We are bouncing down the road in Namibia’s Bushmanland. Sun is scorching in the early afternoon. “Burn season” is underway. As P.H.’s in Namibia, we are not allowed to set fires. Fires come anyhow.
When I last wrote the story, which is coming soon – “Tragedy in the Delta” – I was sitting on a log in Botswana’s Delta contemplating the honor in sending a client home without ‘the’ trophy he was looking for, rather than sending him home with simply ‘a’ trophy. Is it honorable? I think so. In a world driven by success, on ever increasing time pressure, I ask you to take pause and think about this. What is success? What is ethical? Is it realistic to set goals based on trophy size, or is it the experience that is paramount?
We have a tall order for this safari. We have fourteen days to secure two trophy Elephant bulls. In my opinion, the client’s attitude is a good one. “Let’s see what we can find, do our best, and then measure our luck”. This is truly a marvelous and rare attitude.
We have two bulls in two separate areas. First south, and then north of Khaudum National Park in Namibia. The first area has produced two hundred pounders in the last eight years. The second certainly has the potential to produce good Elephant.
As I get time during our busy, hot and sweaty days, and after miles on the ivory trail, I will update you on our progress. The three giggling Bushmen trackers and I send our regards, as always, from the field.
Report from the field 24 September 2012
Today we looked at more cracks than one would at a podiatrists convention. Size of feet, width of cracks and the look of the track as a whole. Salt stains my shirt with untold miles comfortably walked in my Russell Thula Thula’s is with my double over the shoulder.
It is truly great to be back in the bush in pursuit of my favorite prey – Elephant.
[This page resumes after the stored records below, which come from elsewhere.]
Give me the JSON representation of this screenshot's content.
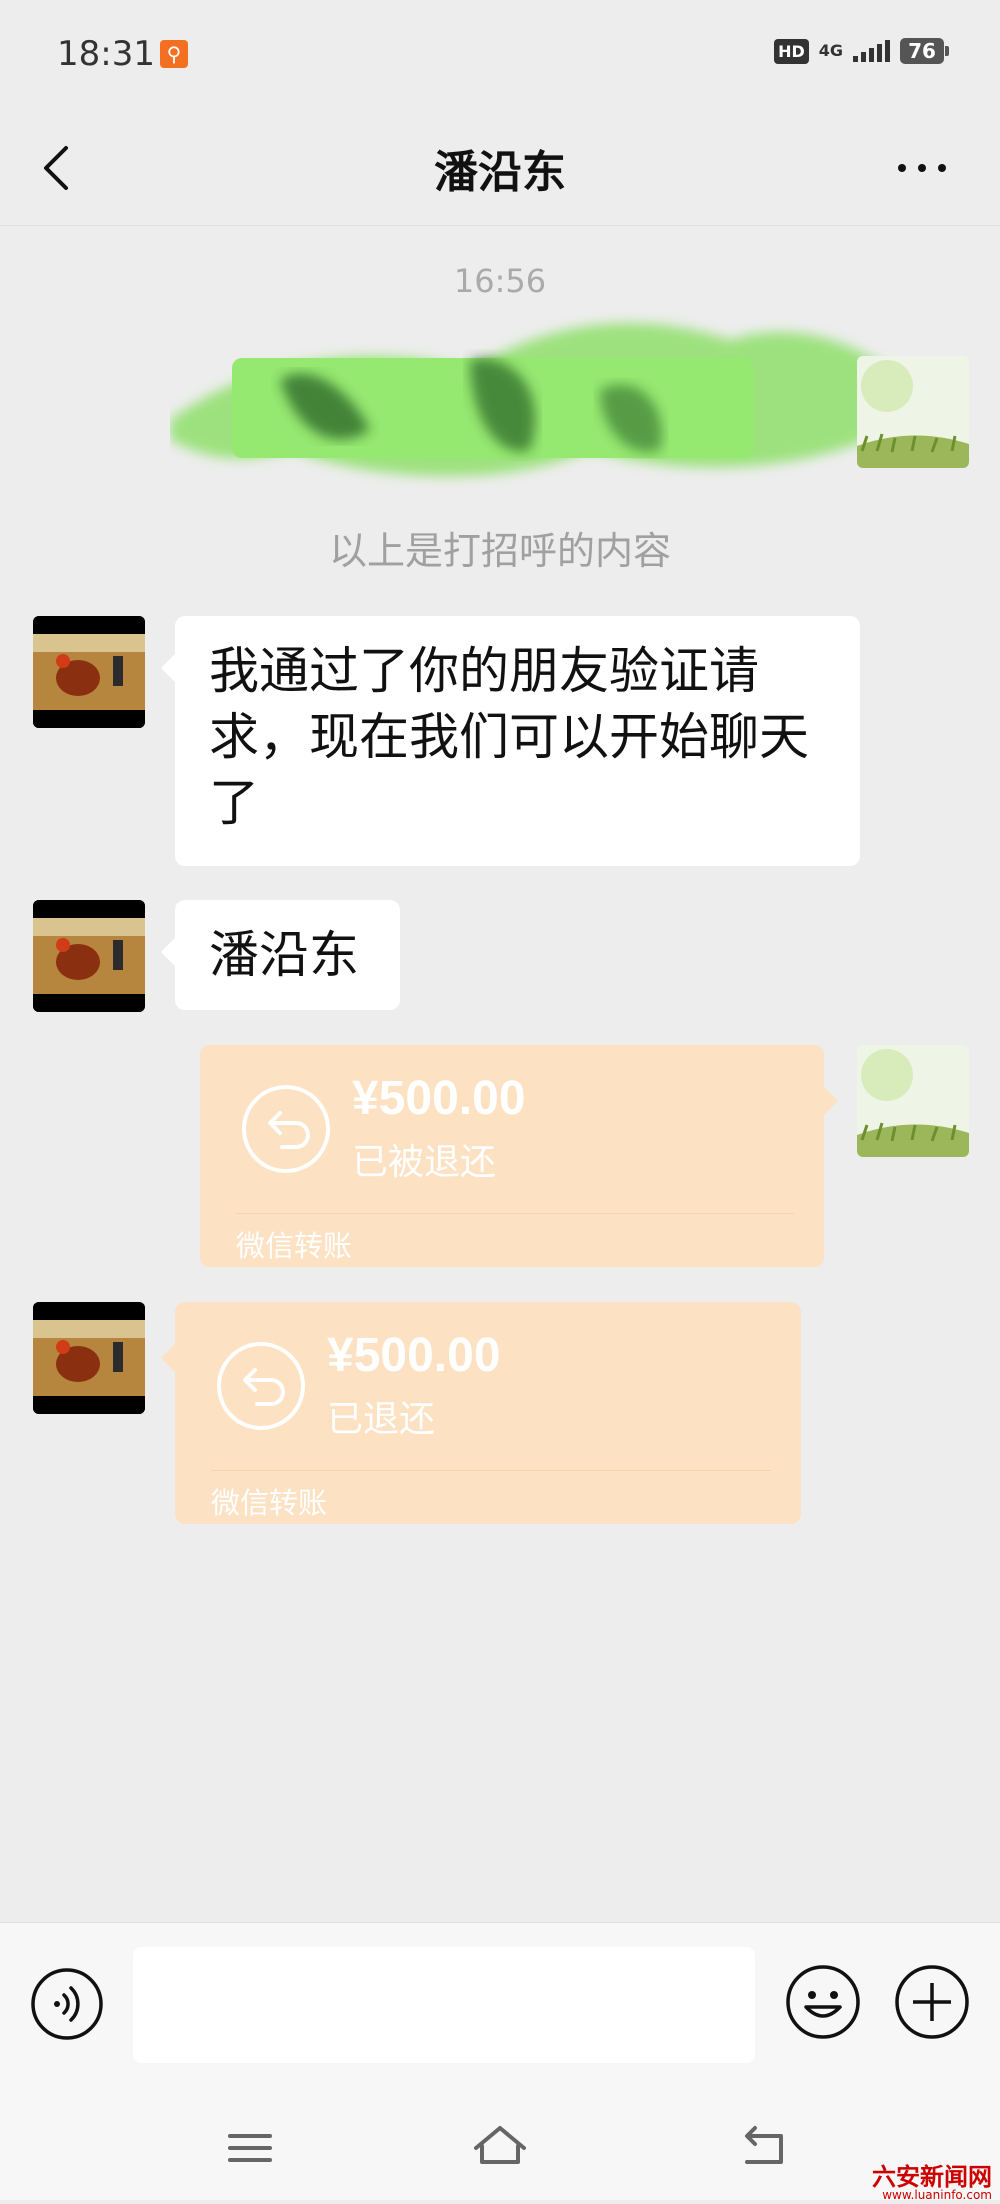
{
  "status_bar": {
    "time": "18:31",
    "hd": "HD",
    "network": "4G",
    "battery": "76"
  },
  "nav": {
    "title": "潘沿东"
  },
  "chat": {
    "timestamp": "16:56",
    "system_note": "以上是打招呼的内容",
    "messages": [
      {
        "side": "left",
        "text": "我通过了你的朋友验证请求，现在我们可以开始聊天了"
      },
      {
        "side": "left",
        "text": "潘沿东"
      }
    ],
    "transfers": [
      {
        "side": "right",
        "amount": "¥500.00",
        "status": "已被退还",
        "label": "微信转账"
      },
      {
        "side": "left",
        "amount": "¥500.00",
        "status": "已退还",
        "label": "微信转账"
      }
    ]
  },
  "input": {
    "value": "",
    "placeholder": ""
  },
  "watermark": {
    "text": "六安新闻网",
    "url": "www.luaninfo.com"
  },
  "colors": {
    "background": "#ededed",
    "bubble": "#ffffff",
    "transfer_refunded": "#fde1c3",
    "redaction": "#7ddc5a"
  }
}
As the sun dips below the orange and violet horizon, we think of tomorrow’s challenge to bag a big Bushman land Tusker!
Photography by: Jofie Lamprecht